* YOUR INSTRUCTIONS
Among the entries that follow, find every line with the word "header" and list it.
══════════════════════════════
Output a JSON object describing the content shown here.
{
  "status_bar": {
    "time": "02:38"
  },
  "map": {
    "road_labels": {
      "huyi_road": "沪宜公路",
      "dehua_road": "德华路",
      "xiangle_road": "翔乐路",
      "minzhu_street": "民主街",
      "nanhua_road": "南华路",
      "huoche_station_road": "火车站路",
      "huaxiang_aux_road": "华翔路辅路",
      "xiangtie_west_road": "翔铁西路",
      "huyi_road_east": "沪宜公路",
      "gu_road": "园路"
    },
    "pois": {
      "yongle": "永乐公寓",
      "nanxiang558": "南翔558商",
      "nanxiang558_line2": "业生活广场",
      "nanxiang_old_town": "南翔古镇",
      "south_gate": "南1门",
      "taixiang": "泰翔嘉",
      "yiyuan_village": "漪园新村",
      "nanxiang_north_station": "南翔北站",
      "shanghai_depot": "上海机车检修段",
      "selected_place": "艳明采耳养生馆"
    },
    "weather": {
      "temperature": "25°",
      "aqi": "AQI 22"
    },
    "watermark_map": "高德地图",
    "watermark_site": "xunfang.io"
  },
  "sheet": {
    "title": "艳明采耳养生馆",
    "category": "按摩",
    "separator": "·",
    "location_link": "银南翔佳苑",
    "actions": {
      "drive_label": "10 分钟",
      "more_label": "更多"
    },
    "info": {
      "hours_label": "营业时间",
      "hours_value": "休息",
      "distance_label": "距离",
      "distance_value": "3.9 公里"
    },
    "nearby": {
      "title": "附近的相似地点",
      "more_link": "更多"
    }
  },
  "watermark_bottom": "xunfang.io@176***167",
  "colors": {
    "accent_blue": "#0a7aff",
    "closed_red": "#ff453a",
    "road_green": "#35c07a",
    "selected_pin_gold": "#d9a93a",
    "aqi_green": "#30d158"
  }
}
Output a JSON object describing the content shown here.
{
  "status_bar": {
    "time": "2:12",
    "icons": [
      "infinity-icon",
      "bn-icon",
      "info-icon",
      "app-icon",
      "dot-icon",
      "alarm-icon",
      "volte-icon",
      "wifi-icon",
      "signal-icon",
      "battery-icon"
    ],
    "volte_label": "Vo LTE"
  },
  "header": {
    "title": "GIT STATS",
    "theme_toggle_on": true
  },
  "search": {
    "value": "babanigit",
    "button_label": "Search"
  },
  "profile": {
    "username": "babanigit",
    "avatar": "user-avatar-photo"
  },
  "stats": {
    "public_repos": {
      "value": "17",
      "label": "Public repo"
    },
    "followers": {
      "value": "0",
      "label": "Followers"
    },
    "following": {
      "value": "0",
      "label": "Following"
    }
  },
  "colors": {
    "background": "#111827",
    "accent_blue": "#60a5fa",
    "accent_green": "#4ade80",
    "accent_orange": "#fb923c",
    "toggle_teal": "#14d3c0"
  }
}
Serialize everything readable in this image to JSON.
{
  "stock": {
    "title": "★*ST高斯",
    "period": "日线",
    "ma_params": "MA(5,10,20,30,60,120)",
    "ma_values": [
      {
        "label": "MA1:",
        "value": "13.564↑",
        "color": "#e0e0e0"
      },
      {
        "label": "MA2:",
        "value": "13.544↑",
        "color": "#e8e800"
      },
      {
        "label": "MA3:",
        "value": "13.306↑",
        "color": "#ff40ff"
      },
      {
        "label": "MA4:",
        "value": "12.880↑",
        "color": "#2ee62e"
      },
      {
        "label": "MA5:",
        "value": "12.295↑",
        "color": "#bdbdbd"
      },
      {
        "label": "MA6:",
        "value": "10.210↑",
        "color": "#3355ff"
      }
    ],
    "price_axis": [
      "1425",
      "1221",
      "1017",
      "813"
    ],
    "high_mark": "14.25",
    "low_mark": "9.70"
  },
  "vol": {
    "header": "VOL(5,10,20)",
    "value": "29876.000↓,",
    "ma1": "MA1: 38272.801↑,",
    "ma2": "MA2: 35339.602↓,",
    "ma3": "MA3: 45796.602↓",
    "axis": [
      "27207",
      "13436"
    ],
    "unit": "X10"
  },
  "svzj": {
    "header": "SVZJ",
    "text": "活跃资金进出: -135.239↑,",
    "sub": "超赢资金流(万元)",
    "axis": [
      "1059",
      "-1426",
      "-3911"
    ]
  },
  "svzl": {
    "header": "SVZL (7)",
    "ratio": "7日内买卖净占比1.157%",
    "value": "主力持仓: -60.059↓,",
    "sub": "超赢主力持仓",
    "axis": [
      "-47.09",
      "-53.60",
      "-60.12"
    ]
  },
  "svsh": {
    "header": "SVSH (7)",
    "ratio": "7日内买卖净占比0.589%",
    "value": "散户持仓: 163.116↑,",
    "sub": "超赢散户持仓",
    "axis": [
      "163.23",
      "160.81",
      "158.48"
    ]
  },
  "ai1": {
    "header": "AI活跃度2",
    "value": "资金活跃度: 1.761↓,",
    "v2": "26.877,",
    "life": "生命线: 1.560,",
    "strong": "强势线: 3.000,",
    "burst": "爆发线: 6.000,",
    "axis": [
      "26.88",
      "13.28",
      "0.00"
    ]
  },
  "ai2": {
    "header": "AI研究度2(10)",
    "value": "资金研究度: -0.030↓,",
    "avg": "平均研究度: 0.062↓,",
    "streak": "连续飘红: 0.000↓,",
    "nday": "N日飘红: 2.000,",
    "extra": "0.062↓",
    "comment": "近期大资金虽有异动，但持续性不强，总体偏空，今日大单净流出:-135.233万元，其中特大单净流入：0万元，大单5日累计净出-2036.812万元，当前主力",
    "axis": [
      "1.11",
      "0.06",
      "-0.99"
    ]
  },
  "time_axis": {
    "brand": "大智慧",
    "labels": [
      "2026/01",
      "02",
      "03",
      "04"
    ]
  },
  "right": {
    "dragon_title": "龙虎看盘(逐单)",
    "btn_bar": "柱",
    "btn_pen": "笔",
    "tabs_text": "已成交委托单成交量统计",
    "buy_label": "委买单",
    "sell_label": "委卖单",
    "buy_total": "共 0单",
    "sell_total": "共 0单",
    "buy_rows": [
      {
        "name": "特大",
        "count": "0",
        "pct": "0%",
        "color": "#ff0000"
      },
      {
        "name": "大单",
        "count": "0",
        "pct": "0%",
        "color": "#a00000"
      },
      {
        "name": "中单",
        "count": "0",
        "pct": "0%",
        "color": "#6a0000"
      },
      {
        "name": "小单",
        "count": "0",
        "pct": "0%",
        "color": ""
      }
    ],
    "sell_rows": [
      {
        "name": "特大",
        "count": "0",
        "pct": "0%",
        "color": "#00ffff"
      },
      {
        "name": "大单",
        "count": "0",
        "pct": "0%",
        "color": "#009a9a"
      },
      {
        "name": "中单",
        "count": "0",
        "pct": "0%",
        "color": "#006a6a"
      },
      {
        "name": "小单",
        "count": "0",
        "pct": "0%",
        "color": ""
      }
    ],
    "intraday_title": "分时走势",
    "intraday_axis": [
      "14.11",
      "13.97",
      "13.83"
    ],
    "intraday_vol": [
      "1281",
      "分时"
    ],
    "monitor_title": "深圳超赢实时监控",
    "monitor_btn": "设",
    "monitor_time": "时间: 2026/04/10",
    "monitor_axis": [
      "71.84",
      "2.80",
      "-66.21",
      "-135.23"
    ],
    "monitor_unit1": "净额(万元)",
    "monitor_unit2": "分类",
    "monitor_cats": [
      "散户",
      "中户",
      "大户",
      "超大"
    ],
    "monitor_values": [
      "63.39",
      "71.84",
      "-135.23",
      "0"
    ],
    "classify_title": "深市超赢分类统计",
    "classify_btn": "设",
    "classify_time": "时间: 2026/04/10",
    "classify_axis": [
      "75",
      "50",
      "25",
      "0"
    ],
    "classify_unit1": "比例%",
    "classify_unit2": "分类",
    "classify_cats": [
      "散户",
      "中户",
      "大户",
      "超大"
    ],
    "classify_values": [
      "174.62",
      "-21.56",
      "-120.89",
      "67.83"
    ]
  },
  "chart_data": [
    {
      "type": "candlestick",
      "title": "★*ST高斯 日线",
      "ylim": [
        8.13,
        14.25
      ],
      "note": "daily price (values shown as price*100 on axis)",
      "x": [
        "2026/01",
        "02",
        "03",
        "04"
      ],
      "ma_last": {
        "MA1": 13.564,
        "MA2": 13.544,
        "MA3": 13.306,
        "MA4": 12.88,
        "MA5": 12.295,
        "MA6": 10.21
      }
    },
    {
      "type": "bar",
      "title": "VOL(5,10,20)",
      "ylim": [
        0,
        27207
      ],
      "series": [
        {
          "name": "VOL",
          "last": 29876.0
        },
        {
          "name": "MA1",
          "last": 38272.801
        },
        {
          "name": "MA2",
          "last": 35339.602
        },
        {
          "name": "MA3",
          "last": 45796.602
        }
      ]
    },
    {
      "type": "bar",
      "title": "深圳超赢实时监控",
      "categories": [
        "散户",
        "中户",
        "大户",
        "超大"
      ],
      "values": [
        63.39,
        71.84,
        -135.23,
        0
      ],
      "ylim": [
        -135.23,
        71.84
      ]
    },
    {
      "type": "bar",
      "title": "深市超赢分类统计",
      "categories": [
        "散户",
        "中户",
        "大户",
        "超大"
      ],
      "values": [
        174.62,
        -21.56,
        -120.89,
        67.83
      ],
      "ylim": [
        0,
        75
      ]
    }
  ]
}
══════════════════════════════
* RESPONSE TO THE EXERCISE
  "header": {
    "header": "VOL(5,10,20)",
    "header": "SVZJ",
    "header": "SVZL (7)",
    "header": "SVSH (7)",
    "header": "AI活跃度2",
    "header": "AI研究度2(10)",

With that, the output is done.